Never Wake Up Rested? You Might Have Sleep Apnea
Plenty of people struggle with getting enough sleep, but if you're spending enough time in bed and still wake up tired, you might have a different problem. Being tired all the time even when you've slept the recommended 7-9 hours of sleep is a bad sign and could indicate that you are suffering from sleep apnea. This guide will explain what sleep apnea is, its symptoms, and what you should do if you think you have it.
What Is Sleep Apnea
Sleep apnea is a disorder that causes the windpipe in the throat to collapse during sleep. Unlike snoring, sleep apnea can put your life at risk, as it can cause you to simply stop breathing during your sleep. Most people who experience sleep apnea and aren't treated will go through brief periods of time wherein they simply stop breathing. After a few seconds, your body will respond, and you'll catch your breath. However, once the muscles in your throat relax again, the process will repeat itself.
The main reason sleep apnea leaves you feeling tired is that your body and brain are being deprived of oxygen during your sleep. This is very stressful for the body and, in extreme circumstances, can even cause brain damage.
Sleep Apnea Risk Factors

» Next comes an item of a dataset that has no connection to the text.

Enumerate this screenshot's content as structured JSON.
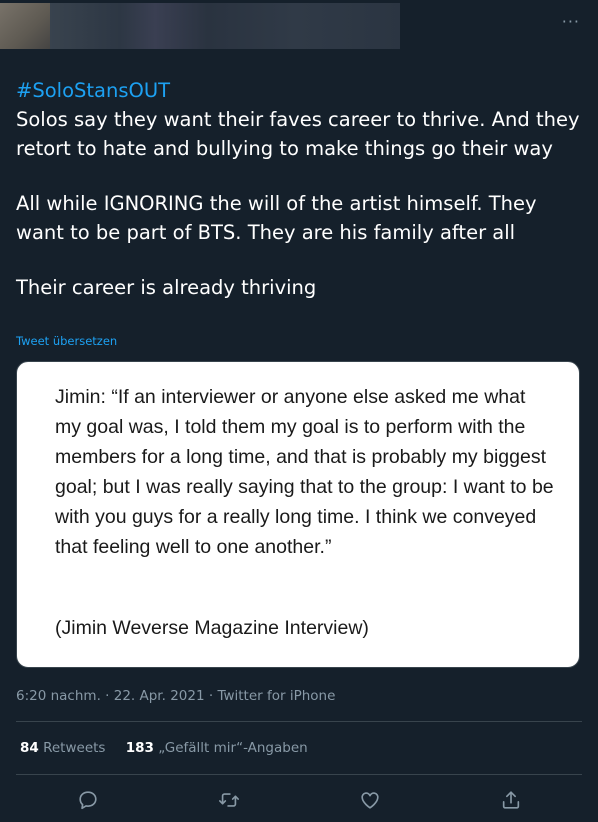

The biggest risk factor for developing sleep apnea is being overweight or obese. As one gains weight, fat is sometimes stored in the throat. While this doesn't cause any problems while conscious and sitting or standing, once lying down and relaxed, the fat can push down on the windpipe, partially or fully shutting it.
However, even people who are at a healthy weight aren't immune from developing sleep apnea. This illness can strike anyone, and it can often be overlooked if you live alone, as you won't be keeping anyone awake with what sounds like snoring.
Diagnosis and Treatment
Thankfully, diagnosing and treating sleep apnea is typically an easy process. If you think you have sleep apnea, you'll need to talk to your general physician, who should refer you to a specialist. After a consultation and physical examination, the specialist will refer you to a sleep disorder clinic where you will spend the night.
The goal of having you stay at the sleep lab is to monitor your sleep. You will be hooked up to a variety of instrumentation that will monitor your oxygen levels, breathing, pulse, and blood pressure, among other things. If you're not breathing adequately during your sleep, the tests will reveal it.
If your doctors determine that you have sleep apnea, they will provide you with equipment called a CPAP machine. This device covers your mouth and nose and pushes air into your throat. It's perfectly painless and keeps the airway open with a steady stream of pressurized air, which will allow you to sleep peacefully all night long.
Sleep apnea is a disorder that make you feel tired all day, but it can also do a lot worse to your body and brain. If you think that you might have sleep apnea, or your partner has been complaining about your snoring, it's worth visiting a doctor to find out if you have this disorder.